Why Negative, Snarky Emails Will Always Backfire
I feel sure you've sent at least one email you wish you hadn't. Your emotions got the best of you. Maybe you were snide, maybe you were sarcastic, maybe you were clearly pissed--whatever your feelings, email made it easier to express those feelings because you weren't face to face.
You wanted to vent. You needed to vent. So you sent it.
And then you desperately wished you could get it back.
I also feel sure that every time you've sent an email in which your negative emotions were on full display, you've eventually regretted it--especially if you sent it to someone you know.
Why? When you send negative emails:
Your message gets lost. Give me constructive feedback--feedback I can tell you are giving because you care about me and want me to improve--and I may not love it, but I'll listen. Scold me, and all I'll focus on is the criticism. The meat of the message is lost.
(Think about it. If you say, "Next time, try...," I won't be defensive. But if you say, "How could you be so stupid?
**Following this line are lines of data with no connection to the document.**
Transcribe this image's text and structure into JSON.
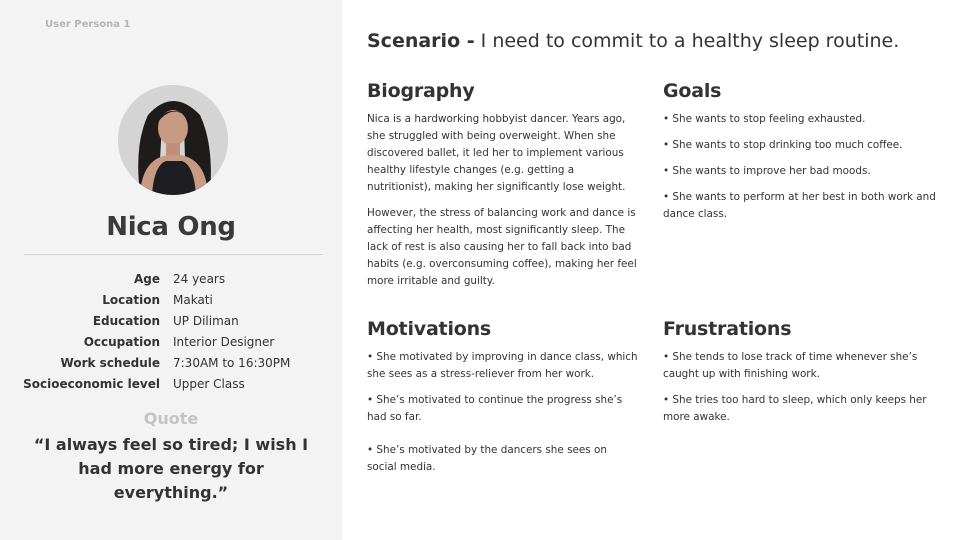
{
  "persona_label": "User Persona 1",
  "avatar": {
    "icon": "portrait-photo"
  },
  "name": "Nica Ong",
  "details": [
    {
      "label": "Age",
      "value": "24 years"
    },
    {
      "label": "Location",
      "value": "Makati"
    },
    {
      "label": "Education",
      "value": "UP Diliman"
    },
    {
      "label": "Occupation",
      "value": "Interior Designer"
    },
    {
      "label": "Work schedule",
      "value": "7:30AM to 16:30PM"
    },
    {
      "label": "Socioeconomic level",
      "value": "Upper Class"
    }
  ],
  "quote": {
    "label": "Quote",
    "text": "“I always feel so tired; I wish I had more energy for everything.”"
  },
  "scenario": {
    "label": "Scenario -",
    "text": "I need to commit to a healthy sleep routine."
  },
  "biography": {
    "title": "Biography",
    "paragraphs": [
      "Nica is a hardworking hobbyist dancer. Years ago, she struggled with being overweight. When she discovered ballet, it led her to implement various healthy lifestyle changes (e.g. getting a nutritionist), making her significantly lose weight.",
      "However, the stress of balancing work and dance is affecting her health, most significantly sleep. The lack of rest is also causing her to fall back into bad habits (e.g. overconsuming coffee), making her feel more irritable and guilty."
    ]
  },
  "goals": {
    "title": "Goals",
    "items": [
      "• She wants to stop feeling exhausted.",
      "• She wants to stop drinking too much coffee.",
      "• She wants to improve her bad moods.",
      "• She wants to perform at her best in both work and dance class."
    ]
  },
  "motivations": {
    "title": "Motivations",
    "items": [
      "• She motivated by improving in dance class, which she sees as a stress-reliever from her work.",
      "• She’s motivated to continue the progress she’s had so far.",
      "• She’s motivated by the dancers she sees on social media."
    ]
  },
  "frustrations": {
    "title": "Frustrations",
    "items": [
      "• She tends to lose track of time whenever she’s caught up with finishing work.",
      "• She tries too hard to sleep, which only keeps her more awake."
    ]
  },
  "colors": {
    "panel_bg": "#f3f3f3",
    "text": "#333333",
    "muted": "#c4c4c4"
  }
}
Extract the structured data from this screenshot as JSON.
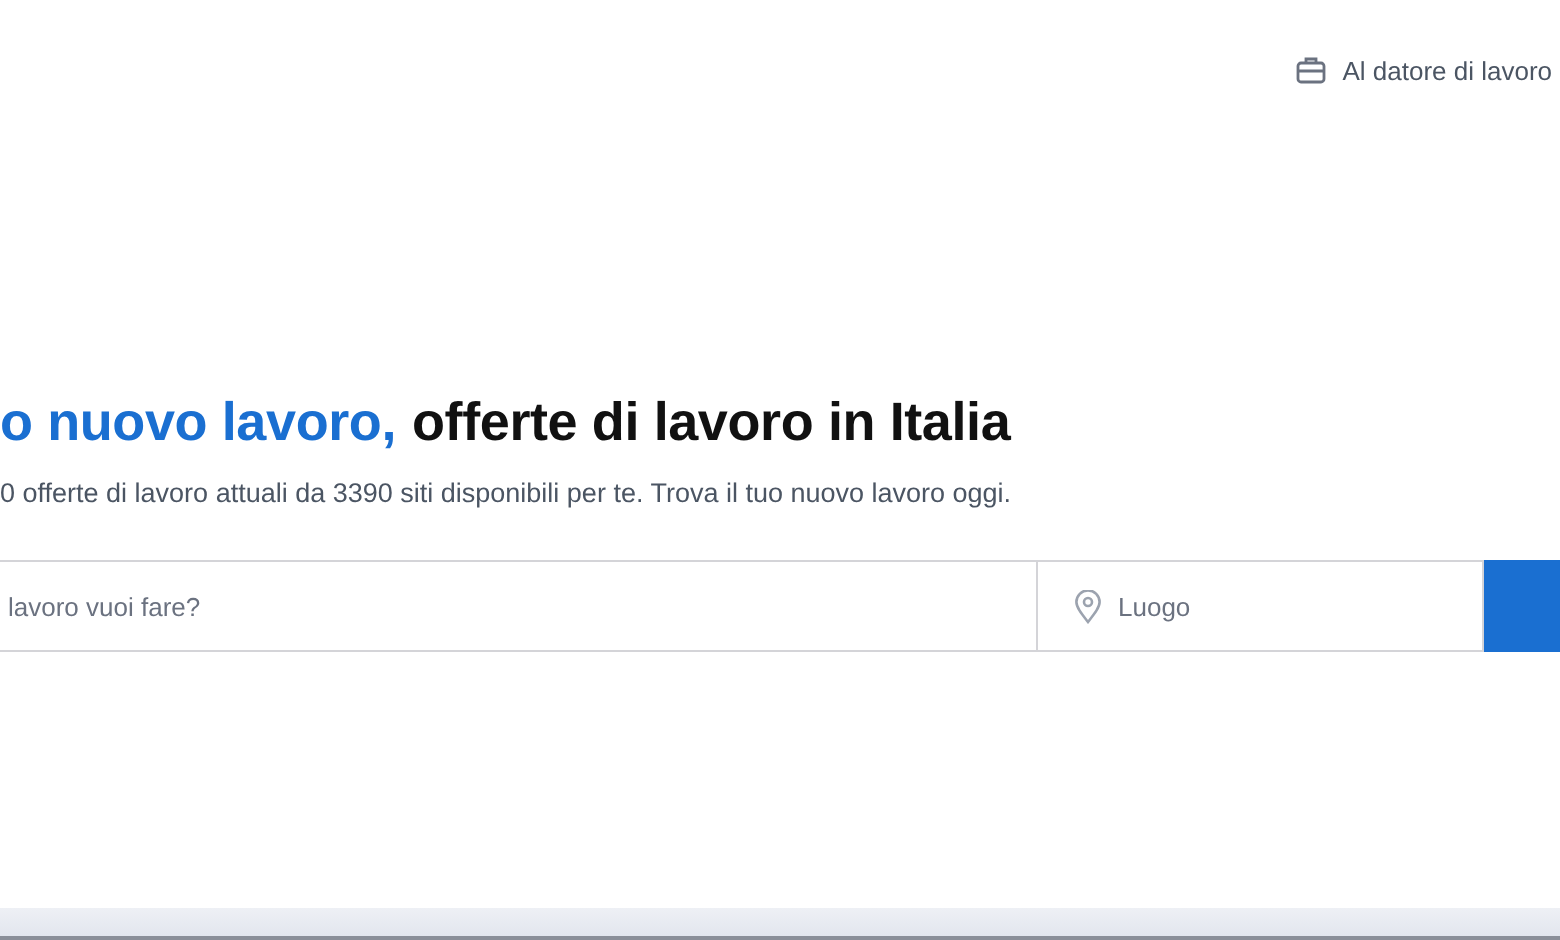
{
  "header": {
    "employer_link": "Al datore di lavoro"
  },
  "headline": {
    "highlight": "o nuovo lavoro,",
    "rest": "offerte di lavoro in Italia"
  },
  "subtitle": "0 offerte di lavoro attuali da 3390 siti disponibili per te. Trova il tuo nuovo lavoro oggi.",
  "search": {
    "job_field": {
      "placeholder": "lavoro vuoi fare?"
    },
    "location_field": {
      "placeholder": "Luogo"
    }
  }
}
Next time, try...," all I'll remember is that you think I'm stupid.)
Your context gets lost. Without body language, without tone of voice, without all the clues we use to determine whether a person is being sarcastic or humorous or clever or mean, the recipient is left to his or her own devices. If in doubt, the recipient assumes the worst.
And if the recipient assumes the worst, you aren't there to notice--and to correct any misunderstandings.
Your conflicts escalate. Admit it. You've received a snarky email and spent an hour crafting and fine-tuning your devastating response. And then you got one back.
And soon, whatever the problem was, it's forgotten--all that matters is trying to "win." Which, of course, means you both lose.
Your words last forever. You may not save particularly hateful emails you've received. But if you've sent one to an employee, I guarantee he's saved it. He's probably forwarded it to his personal account, just in case. And he definitely pulls it up once in a while. And seethes. Email creates a permanent record, ensuring that though an emotional outburst may in time be forgiven, it is never forgotten.
So what should you do? Be the Ellen of email. Whether you enjoy her talk show or not, Ellen DeGeneres is always positive. She laughs with people, not at them. Even her sarcasm is laced with a dollop of humanity. The old cliché "I kid because I care" actually seems true.
And that's how your emails should be. The next time you get upset and start to write an email:
1. Go ahead and write it, but save it. Let the heat of the moment pass. Come back to it tomorrow. Make sure you still feel the same. You may--but once you've cooled off, you'll almost always decide not to express your feelings the same way.
2. Discuss the issue in person. Here's a simple rule of thumb. If what you have to say can in any way be construed as negative, say it in person. Don't fire a one-way missile.
Though face to face may be less comfortable than hiding behind email, the outcome will always be better.
And if you receive an emotional email...
3. Respond in person. Don't fire back. Don't start an email tennis match, especially with an employee or a customer. Get on the phone, or if possible, respond in person.
You'll be much more sensitive to the other person's feelings--and much more likely to actually resolve the problem while keeping a professional relationship intact.